The rise of India and China as two major economic and political actors in both regional and global politics necessitates an analysis of not only their bilateral ties but also the significance of their regional and global pursuits. This book looks at the nuances and politics that the two countries attach to multilateral institutions and examines how they receive, react to and approach each other’s presence and upsurge.
Publisher: Pentagon Press
Price: Rs. 1995
This volume is an outcome of the annual exercise of the Institute for Defence Studies and Analyses, New Delhi (IDSA) to understand and track China and its developmental course. As a flagship publication of the East Asia Centre in IDSA, the China Year Book (CYB) 2015 is an undertaking to comperehensively analyse China's state transformation internally and externally. To what extent China will smoothly transit to its power quest is still an open query. This volume is an exercise to bring this debate to the fore.
Publisher: Pentagon Press
Price: Rs. 995
This volume is an outcome of the conference that the Institute for Defence Studies and Analyses (IDSA) in collaboration with the Taipei Economic and Cultural Center (TECC) held in New Delhi on 8 December 2015 at IDSA. The conference was organised in New Delhi to commemorate the 20th anniversary of the establishment of their respective Representative Offices in Taipei and New Delhi by India and Taiwan.
Research Fellow, IDSA, Dr Jagannath Panda's research article, titled ‘Institutionalizing the African Reach: Reviewing China's and India's Multilateral Drive’ was published in the Journal of Asian and African Studies (Sage).

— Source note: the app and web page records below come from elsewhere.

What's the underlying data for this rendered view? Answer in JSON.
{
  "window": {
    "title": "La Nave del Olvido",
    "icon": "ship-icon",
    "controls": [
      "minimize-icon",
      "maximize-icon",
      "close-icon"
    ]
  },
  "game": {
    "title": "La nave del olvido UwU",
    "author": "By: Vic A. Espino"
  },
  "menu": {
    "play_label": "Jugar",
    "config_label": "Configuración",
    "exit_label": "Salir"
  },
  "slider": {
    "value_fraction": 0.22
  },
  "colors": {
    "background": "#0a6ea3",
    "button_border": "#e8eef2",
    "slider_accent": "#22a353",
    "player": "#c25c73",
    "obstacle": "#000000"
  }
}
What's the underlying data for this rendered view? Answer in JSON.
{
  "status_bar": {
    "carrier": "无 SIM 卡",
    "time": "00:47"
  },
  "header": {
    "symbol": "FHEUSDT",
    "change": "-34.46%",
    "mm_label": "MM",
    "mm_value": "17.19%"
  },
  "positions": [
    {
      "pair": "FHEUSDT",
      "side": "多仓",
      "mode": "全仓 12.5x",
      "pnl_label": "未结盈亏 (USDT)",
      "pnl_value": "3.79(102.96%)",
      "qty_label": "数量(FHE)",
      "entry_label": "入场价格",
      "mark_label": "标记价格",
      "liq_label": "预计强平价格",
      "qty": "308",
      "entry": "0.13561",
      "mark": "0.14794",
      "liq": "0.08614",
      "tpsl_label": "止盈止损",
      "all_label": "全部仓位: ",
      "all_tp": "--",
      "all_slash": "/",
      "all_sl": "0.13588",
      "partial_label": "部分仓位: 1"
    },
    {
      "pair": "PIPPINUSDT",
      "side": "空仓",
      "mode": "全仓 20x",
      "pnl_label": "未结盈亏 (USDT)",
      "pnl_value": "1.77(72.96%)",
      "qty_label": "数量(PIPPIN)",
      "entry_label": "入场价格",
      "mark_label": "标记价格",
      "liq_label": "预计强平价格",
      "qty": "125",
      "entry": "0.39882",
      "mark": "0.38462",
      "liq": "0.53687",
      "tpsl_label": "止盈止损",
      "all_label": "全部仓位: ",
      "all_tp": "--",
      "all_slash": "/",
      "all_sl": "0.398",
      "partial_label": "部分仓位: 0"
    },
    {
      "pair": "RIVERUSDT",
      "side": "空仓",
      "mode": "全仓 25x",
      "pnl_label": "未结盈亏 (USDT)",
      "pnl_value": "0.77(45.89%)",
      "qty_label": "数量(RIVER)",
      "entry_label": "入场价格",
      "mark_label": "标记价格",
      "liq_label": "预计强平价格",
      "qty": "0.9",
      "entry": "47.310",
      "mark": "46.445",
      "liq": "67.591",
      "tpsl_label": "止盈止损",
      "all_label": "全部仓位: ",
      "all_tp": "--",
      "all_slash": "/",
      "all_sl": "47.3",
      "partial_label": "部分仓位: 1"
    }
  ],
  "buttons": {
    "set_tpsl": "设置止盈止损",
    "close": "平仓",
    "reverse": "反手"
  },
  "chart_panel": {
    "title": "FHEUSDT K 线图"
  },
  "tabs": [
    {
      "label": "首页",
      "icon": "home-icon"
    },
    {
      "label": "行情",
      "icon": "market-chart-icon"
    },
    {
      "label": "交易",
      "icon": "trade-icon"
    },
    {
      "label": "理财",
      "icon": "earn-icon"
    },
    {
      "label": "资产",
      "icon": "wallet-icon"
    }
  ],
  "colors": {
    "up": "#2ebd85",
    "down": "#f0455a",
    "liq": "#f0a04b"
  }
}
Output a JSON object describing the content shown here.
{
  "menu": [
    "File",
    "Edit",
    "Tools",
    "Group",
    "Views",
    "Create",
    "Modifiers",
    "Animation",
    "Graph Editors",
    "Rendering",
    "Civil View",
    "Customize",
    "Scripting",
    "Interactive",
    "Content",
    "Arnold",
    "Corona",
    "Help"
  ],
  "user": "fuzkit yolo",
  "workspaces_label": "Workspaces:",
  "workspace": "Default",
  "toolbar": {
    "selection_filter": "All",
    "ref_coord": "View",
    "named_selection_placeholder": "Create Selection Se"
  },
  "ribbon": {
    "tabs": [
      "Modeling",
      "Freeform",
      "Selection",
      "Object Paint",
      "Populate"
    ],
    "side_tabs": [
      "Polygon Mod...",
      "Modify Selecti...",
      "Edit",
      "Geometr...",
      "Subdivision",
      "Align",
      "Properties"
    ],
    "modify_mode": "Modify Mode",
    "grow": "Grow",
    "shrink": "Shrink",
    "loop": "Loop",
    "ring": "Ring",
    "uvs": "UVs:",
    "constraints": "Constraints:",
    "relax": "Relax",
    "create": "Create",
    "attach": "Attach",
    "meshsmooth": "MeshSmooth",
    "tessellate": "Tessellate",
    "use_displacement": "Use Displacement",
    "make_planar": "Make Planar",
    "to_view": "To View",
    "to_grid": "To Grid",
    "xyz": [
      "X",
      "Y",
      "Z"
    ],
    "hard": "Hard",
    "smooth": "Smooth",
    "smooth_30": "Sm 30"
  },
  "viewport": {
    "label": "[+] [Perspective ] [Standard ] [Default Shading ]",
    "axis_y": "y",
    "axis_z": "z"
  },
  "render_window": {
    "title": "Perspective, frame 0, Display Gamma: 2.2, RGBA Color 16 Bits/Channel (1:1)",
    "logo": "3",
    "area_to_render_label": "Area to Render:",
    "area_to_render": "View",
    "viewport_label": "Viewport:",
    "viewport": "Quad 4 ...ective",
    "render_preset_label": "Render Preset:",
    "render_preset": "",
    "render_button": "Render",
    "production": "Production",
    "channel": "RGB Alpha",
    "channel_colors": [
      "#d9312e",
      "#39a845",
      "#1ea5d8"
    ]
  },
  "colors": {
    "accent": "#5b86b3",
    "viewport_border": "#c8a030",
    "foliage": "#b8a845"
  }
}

In China’s foreign policy setting, the logic of ‘sovereignty’ and ‘history’ are employed or applied selectively as is evident from its reservation on India’s oil exploration in the South China Sea and its own plans to implement the China-Pakistan Economic Corridor through Pakistan-Occupied Kashmir despite India’s reservations.
Will India and China resolve their boundary dispute during the tenure of Narendra Modi and Xi Jinping? The strategic communities in both countries are optimistic, particularly after the high tension prevailing along the border during President Xi Jinping’s tour of India in September 2014. Both Prime Minister Modi and President Xi are seen as decisive leaders.1 Both are expected to hold power in their respective countries for a few years to come. Personalities and personas matter greatly for scoring political brownie points. The boundary dispute, quintessentially, is political in nature.
Engaging with a multilateral body requires constructive foreign policy forethought, especially for a country that is not a fully fledged member of that body. China’s overtures to the Indian Ocean Rim Association (IORA) exemplify this approach. The Indian Ocean and India are the two most immediate elements in China’s policy approach to the IORA. With 20 member states, extra-territorial major powers as important dialogue partners, and the increasing importance of energy politics in the region, the IORA today is a significant multilateral body in China’s calculus.
This review essay examines the significance of India–China relations against the background of the current phenomenon of a multipolar world in the light of four recent publications on the subject. Tien-sze Fang’s and Jeff M. Smith’s works discuss the current facets of India–China relations, while William Antholis’s and Carl J. Dahlman’s works deal with the character and standing that India and China bring to their regional and global discourse.